Former Engineer Follows Passion to Nonprofit
In 1987, Lowell “Lilo” Simmons Ukrop (MBA ’89) was a few years out of college, working as a reservoir engineer for Exxon in New Orleans. But she was looking to do more than mechanical engineering. “At the time, women in engineering were kind of pigeon-holed,” she said. “I knew if I wanted to grow as a leader, I had to find another path.”
Darden, Ukrop said, was life-changing. “I came in relatively unprepared, but was immediately embraced by the community. There was always the sense that the faculty — particularly, for me, Professors John Colley, Elliott Weiss and Bob Bruner — wanted us to succeed.”
Ukrop gravitated toward classes in operations, strategic analysis and planning, and after graduation she got a job in strategic planning and market development at the Tredegar Corporation in Richmond, Virginia.
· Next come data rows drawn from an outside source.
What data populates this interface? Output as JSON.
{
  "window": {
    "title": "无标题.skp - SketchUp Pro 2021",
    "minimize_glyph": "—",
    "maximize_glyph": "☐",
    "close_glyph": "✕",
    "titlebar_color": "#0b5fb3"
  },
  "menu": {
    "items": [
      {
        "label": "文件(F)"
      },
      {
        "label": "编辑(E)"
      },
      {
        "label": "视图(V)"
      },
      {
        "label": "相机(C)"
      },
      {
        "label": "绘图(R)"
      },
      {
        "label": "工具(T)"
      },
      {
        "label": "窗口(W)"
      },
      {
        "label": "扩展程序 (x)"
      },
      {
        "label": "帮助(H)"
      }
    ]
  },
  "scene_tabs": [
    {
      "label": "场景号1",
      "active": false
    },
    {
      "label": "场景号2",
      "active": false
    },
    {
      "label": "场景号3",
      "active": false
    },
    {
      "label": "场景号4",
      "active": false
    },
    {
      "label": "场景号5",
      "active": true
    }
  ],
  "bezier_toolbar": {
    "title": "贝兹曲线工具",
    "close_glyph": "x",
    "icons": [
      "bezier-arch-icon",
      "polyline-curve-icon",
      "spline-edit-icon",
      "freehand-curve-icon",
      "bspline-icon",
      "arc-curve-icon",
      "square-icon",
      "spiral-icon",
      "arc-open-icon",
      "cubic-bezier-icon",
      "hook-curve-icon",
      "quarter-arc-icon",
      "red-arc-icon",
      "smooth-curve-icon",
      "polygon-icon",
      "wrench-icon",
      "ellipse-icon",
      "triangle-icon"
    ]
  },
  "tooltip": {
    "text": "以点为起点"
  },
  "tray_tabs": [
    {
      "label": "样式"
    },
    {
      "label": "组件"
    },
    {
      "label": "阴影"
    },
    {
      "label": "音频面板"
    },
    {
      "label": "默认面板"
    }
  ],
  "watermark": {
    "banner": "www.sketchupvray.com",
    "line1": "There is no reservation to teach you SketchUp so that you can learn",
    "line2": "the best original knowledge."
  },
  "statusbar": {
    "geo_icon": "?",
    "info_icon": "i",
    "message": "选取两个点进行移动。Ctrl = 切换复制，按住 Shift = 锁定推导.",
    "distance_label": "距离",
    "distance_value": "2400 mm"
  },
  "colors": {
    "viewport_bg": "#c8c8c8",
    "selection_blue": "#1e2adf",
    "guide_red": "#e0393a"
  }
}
After marrying a Darden classmate, Scott Ukrop (MBA ’89), and starting a family, she shifted her focus to nonprofit work.
As senior warden at St. James Episcopal Church in Richmond, Ukrop led a $10 million capital campaign. She later served on a variety of boards, including St. Christopher’s School, Westminster Canterbury Foundation and the Virginia Museum of Fine Arts, helping with strategic and financial planning.
Ukrop has opened a downtown deli called Fresh Express and started a residential design services company and several real estate-related companies with her husband, but she has always been the most passionate about her work in the nonprofit sector. “I felt like I could do more as a leader and make more of an impact in the nonprofit world,” said Ukrop.
Now that their children are grown, Ukrop and her husband have gotten more involved with Darden. The couple supported the Dean’s Fund for Faculty Excellence and recently hosted a dinner for Richmond alumni, which will become an annual event.
“At the heart of it, the Darden community’s like family to me,” Ukrop said. “I think that’s why my husband and I are excited to be re-engaged there. It’s important to help Darden so that it remains relevant for the next 50 years. It’s made such a difference in our lives, and we want to help Darden continue to foster lives of service and leadership in the future.”